[Dataset rows describing interfaces]
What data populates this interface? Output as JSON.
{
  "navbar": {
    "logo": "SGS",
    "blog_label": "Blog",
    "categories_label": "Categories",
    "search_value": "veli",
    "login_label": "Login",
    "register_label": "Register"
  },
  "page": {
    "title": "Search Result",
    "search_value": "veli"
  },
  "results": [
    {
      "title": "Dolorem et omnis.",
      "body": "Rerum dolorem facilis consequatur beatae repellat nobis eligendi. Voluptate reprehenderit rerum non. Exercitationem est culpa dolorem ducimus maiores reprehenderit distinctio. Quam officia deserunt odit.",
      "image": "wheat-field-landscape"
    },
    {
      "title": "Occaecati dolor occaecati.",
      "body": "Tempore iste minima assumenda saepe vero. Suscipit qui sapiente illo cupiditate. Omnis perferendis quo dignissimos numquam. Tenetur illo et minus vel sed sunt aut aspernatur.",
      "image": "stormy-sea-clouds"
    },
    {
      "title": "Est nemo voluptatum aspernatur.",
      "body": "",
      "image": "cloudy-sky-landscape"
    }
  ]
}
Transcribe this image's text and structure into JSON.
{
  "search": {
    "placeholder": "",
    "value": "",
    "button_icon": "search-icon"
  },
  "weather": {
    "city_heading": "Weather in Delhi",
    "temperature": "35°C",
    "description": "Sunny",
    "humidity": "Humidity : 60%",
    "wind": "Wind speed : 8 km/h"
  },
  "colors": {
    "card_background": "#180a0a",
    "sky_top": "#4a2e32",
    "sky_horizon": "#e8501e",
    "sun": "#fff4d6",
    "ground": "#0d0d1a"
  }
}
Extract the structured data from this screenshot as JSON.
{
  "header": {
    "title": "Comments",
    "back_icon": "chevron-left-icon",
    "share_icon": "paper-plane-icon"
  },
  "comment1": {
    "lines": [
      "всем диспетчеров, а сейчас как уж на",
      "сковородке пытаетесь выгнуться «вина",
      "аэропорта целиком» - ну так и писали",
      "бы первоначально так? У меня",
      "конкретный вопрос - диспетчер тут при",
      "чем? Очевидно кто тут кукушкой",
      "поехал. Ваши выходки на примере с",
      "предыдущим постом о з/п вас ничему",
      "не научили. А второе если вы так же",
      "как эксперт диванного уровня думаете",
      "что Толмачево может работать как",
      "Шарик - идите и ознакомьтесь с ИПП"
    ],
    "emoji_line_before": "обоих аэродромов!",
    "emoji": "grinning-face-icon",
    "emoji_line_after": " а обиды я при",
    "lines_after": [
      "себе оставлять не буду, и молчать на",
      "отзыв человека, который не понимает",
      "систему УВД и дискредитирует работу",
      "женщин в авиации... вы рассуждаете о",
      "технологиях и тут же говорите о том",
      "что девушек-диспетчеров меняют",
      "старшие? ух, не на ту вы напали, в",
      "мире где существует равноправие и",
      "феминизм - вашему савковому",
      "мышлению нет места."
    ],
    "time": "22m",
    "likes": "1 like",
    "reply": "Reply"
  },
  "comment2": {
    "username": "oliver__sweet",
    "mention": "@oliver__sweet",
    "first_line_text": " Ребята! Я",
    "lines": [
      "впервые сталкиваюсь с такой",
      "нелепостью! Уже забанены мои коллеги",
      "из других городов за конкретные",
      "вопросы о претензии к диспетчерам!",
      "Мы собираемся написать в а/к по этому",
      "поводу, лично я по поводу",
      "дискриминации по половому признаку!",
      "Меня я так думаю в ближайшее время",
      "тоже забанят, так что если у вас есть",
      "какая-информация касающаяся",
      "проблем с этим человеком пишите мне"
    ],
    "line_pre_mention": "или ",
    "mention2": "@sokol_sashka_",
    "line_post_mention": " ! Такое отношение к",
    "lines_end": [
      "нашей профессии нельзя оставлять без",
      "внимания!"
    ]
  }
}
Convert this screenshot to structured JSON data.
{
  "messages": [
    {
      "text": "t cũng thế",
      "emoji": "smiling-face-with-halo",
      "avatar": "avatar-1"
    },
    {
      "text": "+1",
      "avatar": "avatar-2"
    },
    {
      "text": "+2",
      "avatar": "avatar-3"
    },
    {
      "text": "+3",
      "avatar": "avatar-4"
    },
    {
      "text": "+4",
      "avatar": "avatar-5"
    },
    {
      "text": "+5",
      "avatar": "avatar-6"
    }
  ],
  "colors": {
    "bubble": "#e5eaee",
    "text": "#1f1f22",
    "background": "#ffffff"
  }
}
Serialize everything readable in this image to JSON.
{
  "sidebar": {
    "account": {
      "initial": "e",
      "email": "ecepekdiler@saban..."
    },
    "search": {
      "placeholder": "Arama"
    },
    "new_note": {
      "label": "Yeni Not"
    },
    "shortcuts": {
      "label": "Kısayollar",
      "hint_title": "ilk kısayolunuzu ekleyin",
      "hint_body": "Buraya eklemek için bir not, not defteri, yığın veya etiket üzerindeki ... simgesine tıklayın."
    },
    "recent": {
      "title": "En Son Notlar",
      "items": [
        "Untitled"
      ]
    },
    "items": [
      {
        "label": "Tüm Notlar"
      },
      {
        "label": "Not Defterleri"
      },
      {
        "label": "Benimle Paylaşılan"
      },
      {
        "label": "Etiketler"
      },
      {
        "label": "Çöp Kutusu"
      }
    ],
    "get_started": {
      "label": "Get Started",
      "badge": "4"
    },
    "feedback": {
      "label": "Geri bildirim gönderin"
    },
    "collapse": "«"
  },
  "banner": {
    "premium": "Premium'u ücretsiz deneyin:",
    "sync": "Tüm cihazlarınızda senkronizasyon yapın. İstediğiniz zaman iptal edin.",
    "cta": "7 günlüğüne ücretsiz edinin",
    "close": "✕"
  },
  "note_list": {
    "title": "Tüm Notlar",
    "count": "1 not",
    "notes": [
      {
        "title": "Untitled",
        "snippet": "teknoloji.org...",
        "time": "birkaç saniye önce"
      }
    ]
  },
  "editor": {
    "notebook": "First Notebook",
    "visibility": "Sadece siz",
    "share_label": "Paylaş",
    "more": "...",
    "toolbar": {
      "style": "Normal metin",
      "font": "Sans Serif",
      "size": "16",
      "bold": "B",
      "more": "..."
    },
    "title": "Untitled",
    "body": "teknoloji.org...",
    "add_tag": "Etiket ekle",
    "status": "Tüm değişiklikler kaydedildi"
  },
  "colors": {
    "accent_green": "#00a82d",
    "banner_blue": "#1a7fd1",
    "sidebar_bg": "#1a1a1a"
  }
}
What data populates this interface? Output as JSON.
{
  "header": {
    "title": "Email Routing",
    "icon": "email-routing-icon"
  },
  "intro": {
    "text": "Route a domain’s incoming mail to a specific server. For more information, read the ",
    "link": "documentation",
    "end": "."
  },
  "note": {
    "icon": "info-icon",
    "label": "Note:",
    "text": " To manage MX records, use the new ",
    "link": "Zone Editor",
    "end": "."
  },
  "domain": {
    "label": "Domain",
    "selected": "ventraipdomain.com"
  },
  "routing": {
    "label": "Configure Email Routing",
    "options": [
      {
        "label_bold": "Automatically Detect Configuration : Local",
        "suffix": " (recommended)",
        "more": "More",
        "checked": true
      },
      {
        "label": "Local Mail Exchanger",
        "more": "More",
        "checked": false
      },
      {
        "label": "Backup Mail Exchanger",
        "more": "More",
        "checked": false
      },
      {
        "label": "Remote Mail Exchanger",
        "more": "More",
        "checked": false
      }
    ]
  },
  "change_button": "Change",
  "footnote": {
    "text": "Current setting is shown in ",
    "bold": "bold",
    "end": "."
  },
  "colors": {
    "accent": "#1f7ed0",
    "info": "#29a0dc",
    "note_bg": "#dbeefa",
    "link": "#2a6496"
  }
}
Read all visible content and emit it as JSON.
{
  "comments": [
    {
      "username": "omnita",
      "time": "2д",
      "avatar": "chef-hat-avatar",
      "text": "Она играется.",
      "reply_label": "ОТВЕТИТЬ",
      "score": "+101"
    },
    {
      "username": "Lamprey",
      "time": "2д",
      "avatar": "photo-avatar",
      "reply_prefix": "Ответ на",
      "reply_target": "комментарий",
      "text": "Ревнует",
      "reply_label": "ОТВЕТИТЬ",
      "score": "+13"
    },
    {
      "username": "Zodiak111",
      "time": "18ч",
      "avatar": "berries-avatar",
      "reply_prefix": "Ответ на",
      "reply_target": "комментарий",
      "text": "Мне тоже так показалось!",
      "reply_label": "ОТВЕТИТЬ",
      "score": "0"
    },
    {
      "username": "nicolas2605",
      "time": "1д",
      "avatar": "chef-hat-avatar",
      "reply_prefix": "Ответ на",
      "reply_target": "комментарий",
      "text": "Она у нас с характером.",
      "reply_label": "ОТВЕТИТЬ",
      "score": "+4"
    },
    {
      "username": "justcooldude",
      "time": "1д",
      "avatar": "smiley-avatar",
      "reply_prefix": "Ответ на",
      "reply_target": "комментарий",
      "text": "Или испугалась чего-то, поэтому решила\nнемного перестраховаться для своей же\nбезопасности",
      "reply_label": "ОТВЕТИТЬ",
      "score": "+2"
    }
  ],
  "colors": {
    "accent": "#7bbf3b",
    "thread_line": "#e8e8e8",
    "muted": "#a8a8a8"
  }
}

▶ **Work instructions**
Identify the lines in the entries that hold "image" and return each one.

▶ **Written response**
      "image": "wheat-field-landscape"
      "image": "stormy-sea-clouds"
      "image": "cloudy-sky-landscape"
Transcribe this image's text and structure into JSON.
Serialize everything readable in this image to JSON.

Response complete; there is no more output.